“Obviously with Bryce going there, I had a chance to go down and see a couple games this year,” Monette said. “I’ve been talking to Coach (Peter) Stuursma. I was nervous, with my injuries, that I wouldn’t be able to go play somewhere. Coach still wanted me to come play for Hope and become a Dutchman.

“I really like the atmosphere in Hope. It’s not the biggest college in the world, but it’s in downtown Holland. I found a really good balance of fulfilling my dream of playing a college sport, but I also get a really good education at Hope.”

Monette expressed gratitude to Stuursma for giving him a shot at the college level, and also to the Wildcats’ coaching staff for sticking with him in high school.

“I want to shout out Coach Collins and the Montague staff for believing in me after my two injuries,” Monette said. “I’m super happy to be able to go play college football.”

Honore’s decision to go to Hope was quick enough that, coach Tony Sigmon said, he didn’t realize Honore was going to make it. During most of his senior year, Honore had seemingly made peace with moving on from organized sports and attending Ferris State. However, he said that due in part to the unfortunate nature of his senior year, he ultimately decided to change course. Honore, a former all-state safety who will play that position at Hope too, suffered a season-ending knee injury during the Oakridge football game last fall that also cost him his wrestling season. Then, he joined the rest of his classmates in seeing their senior school years cut short by COVID-19.

“It was just one of those things where, with everything kind of going sideways, I think Kyler had some opportunity to think back and reflect on his football playing career, both his junior and senior year,” Sigmon said. “He decided he didn’t want to be done yet, and I don’t blame him after the way his senior season ended.”

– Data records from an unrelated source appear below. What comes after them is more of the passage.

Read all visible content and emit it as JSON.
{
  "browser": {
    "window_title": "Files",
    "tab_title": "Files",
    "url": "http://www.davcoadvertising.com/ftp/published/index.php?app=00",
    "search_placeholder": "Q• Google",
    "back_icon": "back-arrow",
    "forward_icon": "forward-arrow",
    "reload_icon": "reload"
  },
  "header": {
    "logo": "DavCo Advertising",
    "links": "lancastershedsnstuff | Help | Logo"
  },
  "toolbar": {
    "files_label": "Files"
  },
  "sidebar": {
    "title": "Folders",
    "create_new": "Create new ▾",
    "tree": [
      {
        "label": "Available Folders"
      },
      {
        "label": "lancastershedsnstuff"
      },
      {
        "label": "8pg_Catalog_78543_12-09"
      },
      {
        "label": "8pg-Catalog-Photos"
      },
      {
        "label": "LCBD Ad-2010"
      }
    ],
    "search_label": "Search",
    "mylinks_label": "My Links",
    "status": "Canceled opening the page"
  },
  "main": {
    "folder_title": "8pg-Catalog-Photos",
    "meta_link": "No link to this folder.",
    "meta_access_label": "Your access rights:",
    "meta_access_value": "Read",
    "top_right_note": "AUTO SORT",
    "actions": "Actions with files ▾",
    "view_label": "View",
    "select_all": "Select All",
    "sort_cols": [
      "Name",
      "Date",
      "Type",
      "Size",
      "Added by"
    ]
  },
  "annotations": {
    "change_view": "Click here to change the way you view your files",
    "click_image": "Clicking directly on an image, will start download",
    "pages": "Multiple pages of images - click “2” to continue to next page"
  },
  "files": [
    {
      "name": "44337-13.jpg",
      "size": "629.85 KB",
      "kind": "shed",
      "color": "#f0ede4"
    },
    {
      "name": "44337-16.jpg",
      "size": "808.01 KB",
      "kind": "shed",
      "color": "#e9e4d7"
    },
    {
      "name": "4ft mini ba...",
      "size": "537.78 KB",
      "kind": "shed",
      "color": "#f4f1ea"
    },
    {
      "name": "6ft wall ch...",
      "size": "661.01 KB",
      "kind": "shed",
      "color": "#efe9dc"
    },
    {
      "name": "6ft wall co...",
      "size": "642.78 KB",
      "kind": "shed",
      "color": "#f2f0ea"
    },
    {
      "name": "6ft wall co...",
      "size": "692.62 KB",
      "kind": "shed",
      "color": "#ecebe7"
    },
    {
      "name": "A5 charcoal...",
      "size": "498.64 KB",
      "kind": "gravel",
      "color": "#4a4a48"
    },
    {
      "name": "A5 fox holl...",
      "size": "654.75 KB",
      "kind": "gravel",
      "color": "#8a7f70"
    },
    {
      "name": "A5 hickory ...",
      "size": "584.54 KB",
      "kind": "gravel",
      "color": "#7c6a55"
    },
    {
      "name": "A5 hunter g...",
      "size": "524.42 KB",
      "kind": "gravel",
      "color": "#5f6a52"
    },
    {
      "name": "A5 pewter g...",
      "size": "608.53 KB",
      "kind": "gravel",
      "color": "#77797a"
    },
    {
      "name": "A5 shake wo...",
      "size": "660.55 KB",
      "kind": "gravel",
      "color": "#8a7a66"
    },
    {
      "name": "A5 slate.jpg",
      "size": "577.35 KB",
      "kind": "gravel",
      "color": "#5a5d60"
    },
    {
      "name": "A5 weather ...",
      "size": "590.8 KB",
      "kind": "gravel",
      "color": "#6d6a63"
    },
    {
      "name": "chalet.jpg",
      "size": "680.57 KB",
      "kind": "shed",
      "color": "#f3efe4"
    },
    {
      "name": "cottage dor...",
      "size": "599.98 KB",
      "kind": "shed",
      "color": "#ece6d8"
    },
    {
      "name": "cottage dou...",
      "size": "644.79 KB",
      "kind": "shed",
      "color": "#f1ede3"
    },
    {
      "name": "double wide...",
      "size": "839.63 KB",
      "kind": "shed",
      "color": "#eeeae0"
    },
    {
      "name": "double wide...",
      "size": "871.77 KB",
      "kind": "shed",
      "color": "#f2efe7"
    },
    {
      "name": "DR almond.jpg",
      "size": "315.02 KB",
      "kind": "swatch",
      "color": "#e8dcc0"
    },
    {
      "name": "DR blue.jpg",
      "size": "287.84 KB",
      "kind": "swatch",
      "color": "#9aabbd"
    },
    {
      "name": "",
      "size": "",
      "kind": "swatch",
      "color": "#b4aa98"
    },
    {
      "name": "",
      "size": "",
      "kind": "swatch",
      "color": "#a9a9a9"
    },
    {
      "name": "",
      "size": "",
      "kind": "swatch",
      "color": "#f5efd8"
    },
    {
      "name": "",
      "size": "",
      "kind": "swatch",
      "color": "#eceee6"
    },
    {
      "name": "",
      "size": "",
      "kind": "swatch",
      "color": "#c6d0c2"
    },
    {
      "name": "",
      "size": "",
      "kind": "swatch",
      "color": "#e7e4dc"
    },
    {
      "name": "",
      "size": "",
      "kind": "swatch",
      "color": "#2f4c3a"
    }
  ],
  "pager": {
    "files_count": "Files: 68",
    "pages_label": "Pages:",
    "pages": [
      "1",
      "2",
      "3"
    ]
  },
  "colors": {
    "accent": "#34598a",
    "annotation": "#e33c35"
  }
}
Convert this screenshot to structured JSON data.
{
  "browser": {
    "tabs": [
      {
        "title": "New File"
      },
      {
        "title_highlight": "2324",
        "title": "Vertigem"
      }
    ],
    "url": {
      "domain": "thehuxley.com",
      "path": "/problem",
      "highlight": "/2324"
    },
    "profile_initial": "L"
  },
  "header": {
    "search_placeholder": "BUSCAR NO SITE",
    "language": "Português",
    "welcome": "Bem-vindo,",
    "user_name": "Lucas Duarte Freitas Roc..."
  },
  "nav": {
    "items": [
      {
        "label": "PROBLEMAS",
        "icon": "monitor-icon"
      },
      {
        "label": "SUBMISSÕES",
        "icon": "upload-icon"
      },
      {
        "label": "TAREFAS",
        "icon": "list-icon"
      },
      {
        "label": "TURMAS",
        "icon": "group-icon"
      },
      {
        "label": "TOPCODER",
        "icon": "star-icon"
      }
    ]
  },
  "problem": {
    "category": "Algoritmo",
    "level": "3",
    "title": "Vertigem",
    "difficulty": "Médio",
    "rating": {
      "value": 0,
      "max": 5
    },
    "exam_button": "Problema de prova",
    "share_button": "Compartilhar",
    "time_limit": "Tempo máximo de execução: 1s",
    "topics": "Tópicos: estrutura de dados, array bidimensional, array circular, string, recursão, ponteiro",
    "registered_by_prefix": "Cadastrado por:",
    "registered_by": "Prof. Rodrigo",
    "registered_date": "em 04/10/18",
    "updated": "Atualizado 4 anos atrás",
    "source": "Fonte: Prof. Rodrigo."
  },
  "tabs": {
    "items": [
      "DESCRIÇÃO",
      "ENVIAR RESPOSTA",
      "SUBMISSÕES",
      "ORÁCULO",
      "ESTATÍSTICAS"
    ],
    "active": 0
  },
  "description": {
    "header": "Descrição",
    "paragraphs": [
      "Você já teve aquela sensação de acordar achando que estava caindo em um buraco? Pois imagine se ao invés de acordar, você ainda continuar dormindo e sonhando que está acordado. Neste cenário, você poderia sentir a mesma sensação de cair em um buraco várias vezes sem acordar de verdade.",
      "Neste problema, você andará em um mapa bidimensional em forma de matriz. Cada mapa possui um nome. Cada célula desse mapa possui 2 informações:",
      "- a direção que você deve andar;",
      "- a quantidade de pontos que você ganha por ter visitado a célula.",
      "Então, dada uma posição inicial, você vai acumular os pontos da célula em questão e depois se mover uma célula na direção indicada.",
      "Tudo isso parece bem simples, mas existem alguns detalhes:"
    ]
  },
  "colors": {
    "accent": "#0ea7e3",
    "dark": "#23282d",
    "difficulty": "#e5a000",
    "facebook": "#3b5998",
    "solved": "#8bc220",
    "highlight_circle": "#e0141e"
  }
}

Honore said his knee is now mostly healed and he is working with the Hope program’s weightlifting regimen to build strength back in the knee. He hopes to be 100 percent again in the fall.

Honore said he did not consider another school besides Hope to play football. He’ll join former teammates like Harris and Gavin Schaeffer on the Dutchmen roster.

“I’ve always been interested in Hope,” Honore said. “Hope, Ferris and maybe Grand Valley State were my choices. If I was playing football, I was going to Hope.”

Sigmon said Honore’s nose for the ball is what will make him successful in college football and remembered one play in particular from Kyler’s junior season that showed off his ability to make plays.

“We were playing Dexter his junior year, and they’d set up an offensive formation to where there was a lot of spacing to their sideline,” Sigmon said. “They threw a bubble screen, and Kyler ran 14 or 15 yards (to make the tackle) and the kid ended up gaining one yard. If you look at it (on film), you think, my goodness, this is a 10-yard play or even a touchdown. And he was a sure tackler, which I think comes from him being a wrestler as well...This kid is not afraid of anything. He can measure up to anyone he plays against.

“I can’t wait to see him play again. I know his season was cut remarkably short, and he deserves another opportunity.”

Collins expressed pride in each of the local signees and credited the White Lake area in part for what it’s done for them.

“Our community does a great job raising kids, and there’s a lot of great kids in our community,” Collins said. “They’re disciplined, hard-working kids. They’re well-behaved and they do the right things. These guys are witness to that for sure. It’s fun to see them take educational athletics to the next level. I think our kids approach that well.”